» **Goal of the exercise**:
Return all the entries below exactly as they were given.

» **Records for this task**:

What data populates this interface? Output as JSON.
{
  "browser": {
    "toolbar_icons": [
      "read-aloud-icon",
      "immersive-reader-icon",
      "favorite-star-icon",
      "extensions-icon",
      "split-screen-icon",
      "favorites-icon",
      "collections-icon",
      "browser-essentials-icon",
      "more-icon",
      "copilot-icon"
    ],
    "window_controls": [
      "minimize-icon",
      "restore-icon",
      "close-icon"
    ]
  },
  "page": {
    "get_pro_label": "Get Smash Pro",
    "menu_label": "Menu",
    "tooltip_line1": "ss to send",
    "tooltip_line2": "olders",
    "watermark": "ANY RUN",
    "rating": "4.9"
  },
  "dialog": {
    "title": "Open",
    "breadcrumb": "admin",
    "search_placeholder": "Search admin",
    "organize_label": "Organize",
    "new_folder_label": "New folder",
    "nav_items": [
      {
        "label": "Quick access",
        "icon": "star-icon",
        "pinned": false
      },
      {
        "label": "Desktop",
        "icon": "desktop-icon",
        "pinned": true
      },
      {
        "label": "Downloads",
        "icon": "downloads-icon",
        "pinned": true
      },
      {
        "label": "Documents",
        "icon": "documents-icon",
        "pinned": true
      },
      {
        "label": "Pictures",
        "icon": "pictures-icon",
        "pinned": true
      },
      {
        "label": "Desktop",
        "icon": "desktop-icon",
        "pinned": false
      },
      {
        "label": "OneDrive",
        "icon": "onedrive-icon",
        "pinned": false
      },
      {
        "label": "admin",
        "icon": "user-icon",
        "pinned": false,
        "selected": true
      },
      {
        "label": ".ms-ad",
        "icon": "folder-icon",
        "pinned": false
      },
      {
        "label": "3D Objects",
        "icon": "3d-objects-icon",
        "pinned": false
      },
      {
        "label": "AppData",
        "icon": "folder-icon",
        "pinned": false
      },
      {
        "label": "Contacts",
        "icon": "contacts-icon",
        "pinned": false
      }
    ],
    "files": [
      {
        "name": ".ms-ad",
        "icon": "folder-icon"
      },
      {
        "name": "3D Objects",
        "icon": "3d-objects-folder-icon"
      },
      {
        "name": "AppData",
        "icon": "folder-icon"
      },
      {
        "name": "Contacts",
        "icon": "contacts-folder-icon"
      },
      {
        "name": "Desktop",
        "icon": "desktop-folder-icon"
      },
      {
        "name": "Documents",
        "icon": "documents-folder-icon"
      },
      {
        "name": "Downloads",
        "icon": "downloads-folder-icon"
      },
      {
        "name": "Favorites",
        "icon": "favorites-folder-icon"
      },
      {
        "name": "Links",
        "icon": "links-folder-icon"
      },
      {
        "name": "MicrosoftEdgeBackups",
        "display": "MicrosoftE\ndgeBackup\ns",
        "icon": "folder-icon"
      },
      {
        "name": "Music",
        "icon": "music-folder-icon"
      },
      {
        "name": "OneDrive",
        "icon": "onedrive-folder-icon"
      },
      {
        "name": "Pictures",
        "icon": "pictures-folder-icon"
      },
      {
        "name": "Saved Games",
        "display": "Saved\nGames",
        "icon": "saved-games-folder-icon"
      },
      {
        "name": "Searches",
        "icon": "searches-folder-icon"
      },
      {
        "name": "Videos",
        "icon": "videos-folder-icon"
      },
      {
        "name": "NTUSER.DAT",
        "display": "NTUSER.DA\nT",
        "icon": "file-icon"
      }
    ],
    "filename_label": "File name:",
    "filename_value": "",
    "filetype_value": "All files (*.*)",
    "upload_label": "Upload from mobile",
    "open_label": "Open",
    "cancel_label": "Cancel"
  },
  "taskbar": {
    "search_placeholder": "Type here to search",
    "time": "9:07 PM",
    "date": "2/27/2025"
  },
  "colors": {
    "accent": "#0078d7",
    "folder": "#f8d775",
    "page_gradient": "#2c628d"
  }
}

» **Worked solution**:
What data populates this interface? Output as JSON.
{
  "browser": {
    "toolbar_icons": [
      "read-aloud-icon",
      "immersive-reader-icon",
      "favorite-star-icon",
      "extensions-icon",
      "split-screen-icon",
      "favorites-icon",
      "collections-icon",
      "browser-essentials-icon",
      "more-icon",
      "copilot-icon"
    ],
    "window_controls": [
      "minimize-icon",
      "restore-icon",
      "close-icon"
    ]
  },
  "page": {
    "get_pro_label": "Get Smash Pro",
    "menu_label": "Menu",
    "tooltip_line1": "ss to send",
    "tooltip_line2": "olders",
    "watermark": "ANY RUN",
    "rating": "4.9"
  },
  "dialog": {
    "title": "Open",
    "breadcrumb": "admin",
    "search_placeholder": "Search admin",
    "organize_label": "Organize",
    "new_folder_label": "New folder",
    "nav_items": [
      {
        "label": "Quick access",
        "icon": "star-icon",
        "pinned": false
      },
      {
        "label": "Desktop",
        "icon": "desktop-icon",
        "pinned": true
      },
      {
        "label": "Downloads",
        "icon": "downloads-icon",
        "pinned": true
      },
      {
        "label": "Documents",
        "icon": "documents-icon",
        "pinned": true
      },
      {
        "label": "Pictures",
        "icon": "pictures-icon",
        "pinned": true
      },
      {
        "label": "Desktop",
        "icon": "desktop-icon",
        "pinned": false
      },
      {
        "label": "OneDrive",
        "icon": "onedrive-icon",
        "pinned": false
      },
      {
        "label": "admin",
        "icon": "user-icon",
        "pinned": false,
        "selected": true
      },
      {
        "label": ".ms-ad",
        "icon": "folder-icon",
        "pinned": false
      },
      {
        "label": "3D Objects",
        "icon": "3d-objects-icon",
        "pinned": false
      },
      {
        "label": "AppData",
        "icon": "folder-icon",
        "pinned": false
      },
      {
        "label": "Contacts",
        "icon": "contacts-icon",
        "pinned": false
      }
    ],
    "files": [
      {
        "name": ".ms-ad",
        "icon": "folder-icon"
      },
      {
        "name": "3D Objects",
        "icon": "3d-objects-folder-icon"
      },
      {
        "name": "AppData",
        "icon": "folder-icon"
      },
      {
        "name": "Contacts",
        "icon": "contacts-folder-icon"
      },
      {
        "name": "Desktop",
        "icon": "desktop-folder-icon"
      },
      {
        "name": "Documents",
        "icon": "documents-folder-icon"
      },
      {
        "name": "Downloads",
        "icon": "downloads-folder-icon"
      },
      {
        "name": "Favorites",
        "icon": "favorites-folder-icon"
      },
      {
        "name": "Links",
        "icon": "links-folder-icon"
      },
      {
        "name": "MicrosoftEdgeBackups",
        "display": "MicrosoftE\ndgeBackup\ns",
        "icon": "folder-icon"
      },
      {
        "name": "Music",
        "icon": "music-folder-icon"
      },
      {
        "name": "OneDrive",
        "icon": "onedrive-folder-icon"
      },
      {
        "name": "Pictures",
        "icon": "pictures-folder-icon"
      },
      {
        "name": "Saved Games",
        "display": "Saved\nGames",
        "icon": "saved-games-folder-icon"
      },
      {
        "name": "Searches",
        "icon": "searches-folder-icon"
      },
      {
        "name": "Videos",
        "icon": "videos-folder-icon"
      },
      {
        "name": "NTUSER.DAT",
        "display": "NTUSER.DA\nT",
        "icon": "file-icon"
      }
    ],
    "filename_label": "File name:",
    "filename_value": "",
    "filetype_value": "All files (*.*)",
    "upload_label": "Upload from mobile",
    "open_label": "Open",
    "cancel_label": "Cancel"
  },
  "taskbar": {
    "search_placeholder": "Type here to search",
    "time": "9:07 PM",
    "date": "2/27/2025"
  },
  "colors": {
    "accent": "#0078d7",
    "folder": "#f8d775",
    "page_gradient": "#2c628d"
  }
}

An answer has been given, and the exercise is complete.